> [What to do]: If a line in the data below holds the word "true", include it in the count. Give only the final number.

> [Records to use]:
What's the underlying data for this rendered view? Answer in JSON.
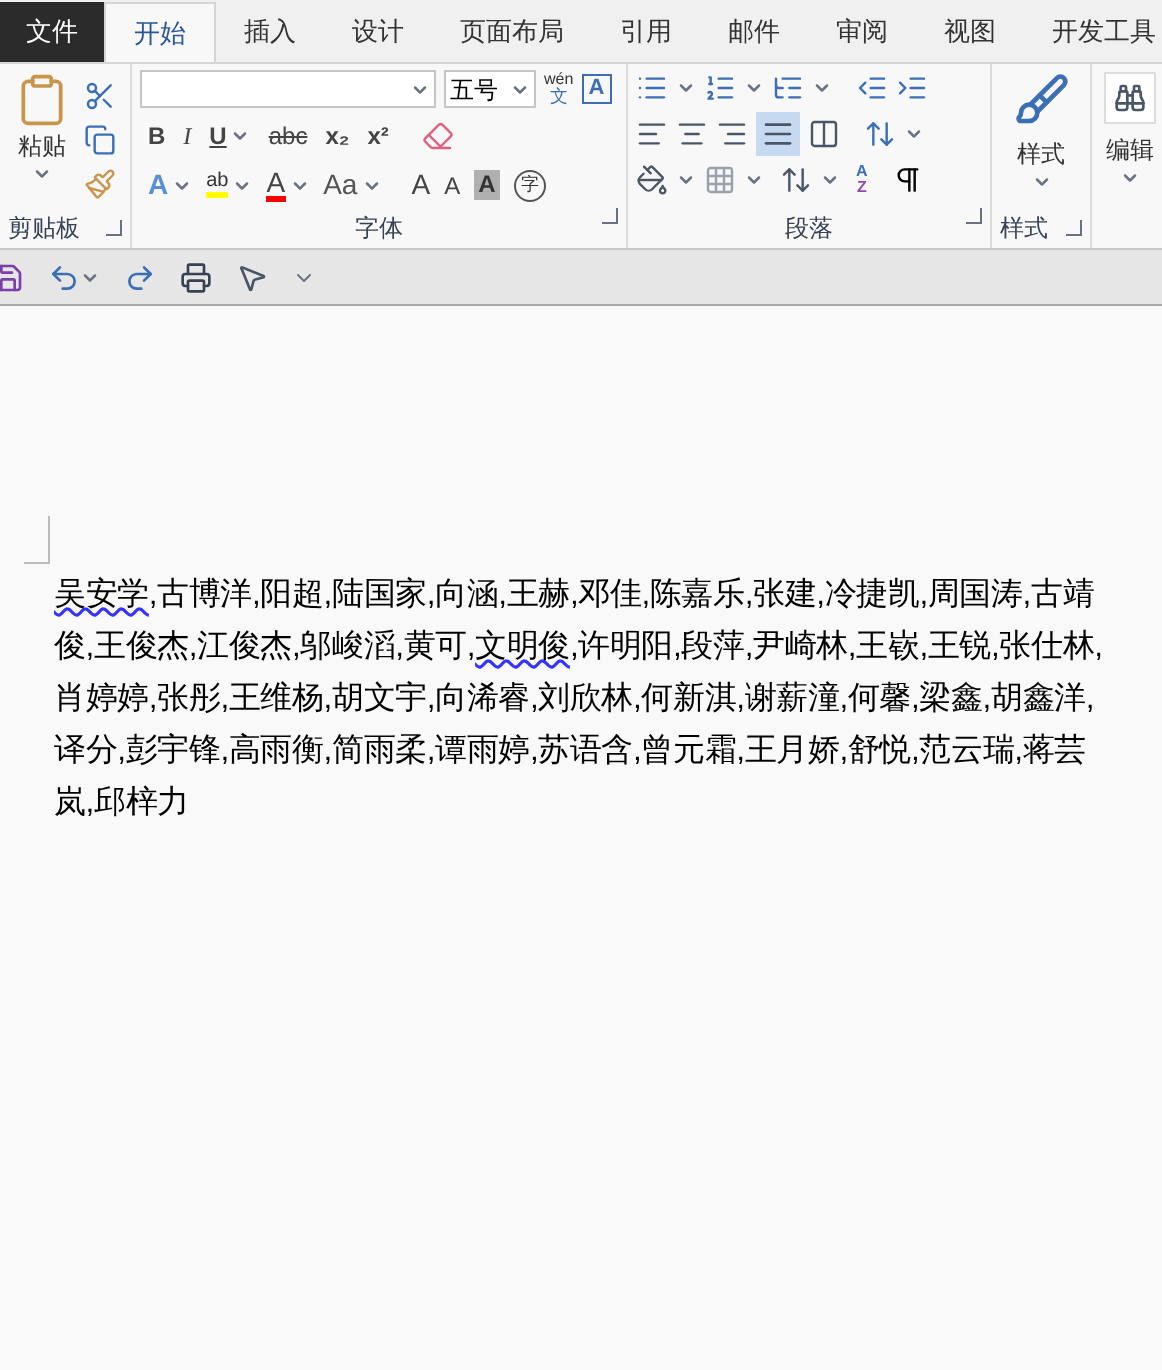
{
  "tabs": [
    {
      "label": "文件",
      "kind": "file",
      "selected": false
    },
    {
      "label": "开始",
      "kind": "tab",
      "selected": true
    },
    {
      "label": "插入",
      "kind": "tab",
      "selected": false
    },
    {
      "label": "设计",
      "kind": "tab",
      "selected": false
    },
    {
      "label": "页面布局",
      "kind": "tab",
      "selected": false
    },
    {
      "label": "引用",
      "kind": "tab",
      "selected": false
    },
    {
      "label": "邮件",
      "kind": "tab",
      "selected": false
    },
    {
      "label": "审阅",
      "kind": "tab",
      "selected": false
    },
    {
      "label": "视图",
      "kind": "tab",
      "selected": false
    },
    {
      "label": "开发工具",
      "kind": "tab",
      "selected": false
    }
  ],
  "clipboard": {
    "paste_label": "粘贴",
    "group_label": "剪贴板"
  },
  "font": {
    "size": "五号",
    "phonetic_top": "wén",
    "phonetic_bottom": "文",
    "buttons": [
      "B",
      "I",
      "U",
      "abc",
      "x₂",
      "x²"
    ],
    "grow": "A",
    "shrink": "A",
    "case": "Aa",
    "shade": "A",
    "border_char": "A",
    "enclose": "字",
    "effect": "A",
    "highlight": "ab",
    "color_letter": "A",
    "group_label": "字体"
  },
  "paragraph": {
    "justify_selected": true,
    "sort_top": "A",
    "sort_bottom": "Z",
    "group_label": "段落"
  },
  "styles": {
    "label": "样式",
    "group_label": "样式"
  },
  "editing": {
    "label": "编辑"
  },
  "document": {
    "lines": [
      [
        {
          "text": "吴安学",
          "flagged": true
        },
        {
          "text": ",古博洋,阳超,陆国家,向涵,王赫,邓佳,陈嘉乐,张建,冷捷凯,周国涛,古靖",
          "flagged": false
        }
      ],
      [
        {
          "text": "俊,王俊杰,江俊杰,邬峻滔,黄可,",
          "flagged": false
        },
        {
          "text": "文明俊",
          "flagged": true
        },
        {
          "text": ",许明阳,段萍,尹崎林,王嵚,王锐,张仕林,",
          "flagged": false
        }
      ],
      [
        {
          "text": "肖婷婷,张彤,王维杨,胡文宇,向浠睿,刘欣林,何新淇,谢薪潼,何馨,梁鑫,胡鑫洋,",
          "flagged": false
        }
      ],
      [
        {
          "text": "译分,彭宇锋,高雨衡,简雨柔,谭雨婷,苏语含,曾元霜,王月娇,舒悦,范云瑞,蒋芸",
          "flagged": false
        }
      ],
      [
        {
          "text": "岚,邱梓力",
          "flagged": false
        }
      ]
    ]
  }
}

> [Response for this exercise]: 4